| Your goal |
Count every line in the entries below that contains the word "Copy", and give only that number.

| Material for the task |
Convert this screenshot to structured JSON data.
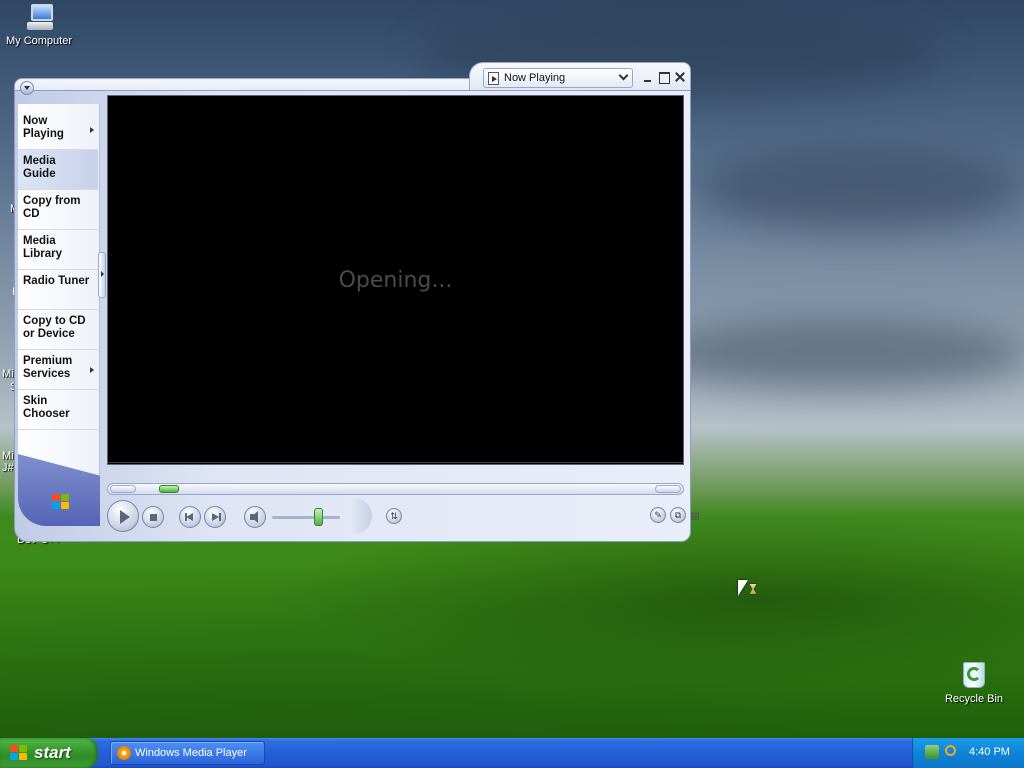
{
  "desktop": {
    "icons": {
      "my_computer": "My Computer",
      "dev_cpp": "Dev-C++",
      "recycle_bin": "Recycle Bin"
    },
    "partial_labels": [
      "M",
      "I",
      "Mic",
      "S",
      "Mic",
      "J#"
    ]
  },
  "wmp": {
    "title_select": "Now Playing",
    "taskpane": [
      {
        "label": "Now Playing",
        "has_arrow": true,
        "selected": false
      },
      {
        "label": "Media Guide",
        "has_arrow": false,
        "selected": true
      },
      {
        "label": "Copy from CD",
        "has_arrow": false,
        "selected": false
      },
      {
        "label": "Media Library",
        "has_arrow": false,
        "selected": false
      },
      {
        "label": "Radio Tuner",
        "has_arrow": false,
        "selected": false
      },
      {
        "label": "Copy to CD or Device",
        "has_arrow": false,
        "selected": false
      },
      {
        "label": "Premium Services",
        "has_arrow": true,
        "selected": false
      },
      {
        "label": "Skin Chooser",
        "has_arrow": false,
        "selected": false
      }
    ],
    "status_text": "Opening...",
    "volume_level": 0.62,
    "seek_position": 0.04
  },
  "taskbar": {
    "start_label": "start",
    "task_buttons": [
      "Windows Media Player"
    ],
    "clock": "4:40 PM"
  },
  "colors": {
    "taskbar_blue": "#245ed8",
    "start_green": "#3a9a2f",
    "tray_blue": "#0f84d8",
    "video_bg": "#000000"
  }
}
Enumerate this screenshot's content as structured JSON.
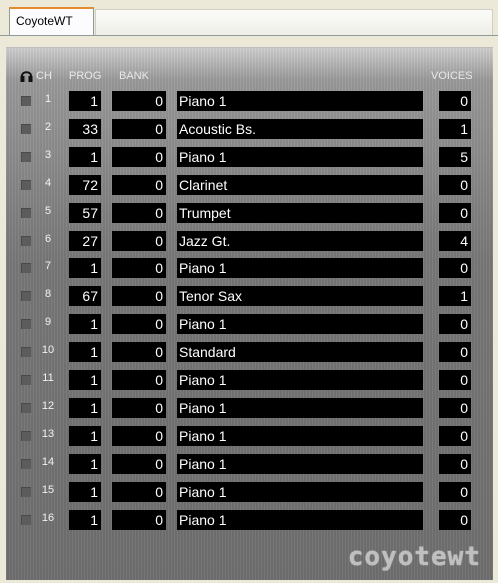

| Task response |
2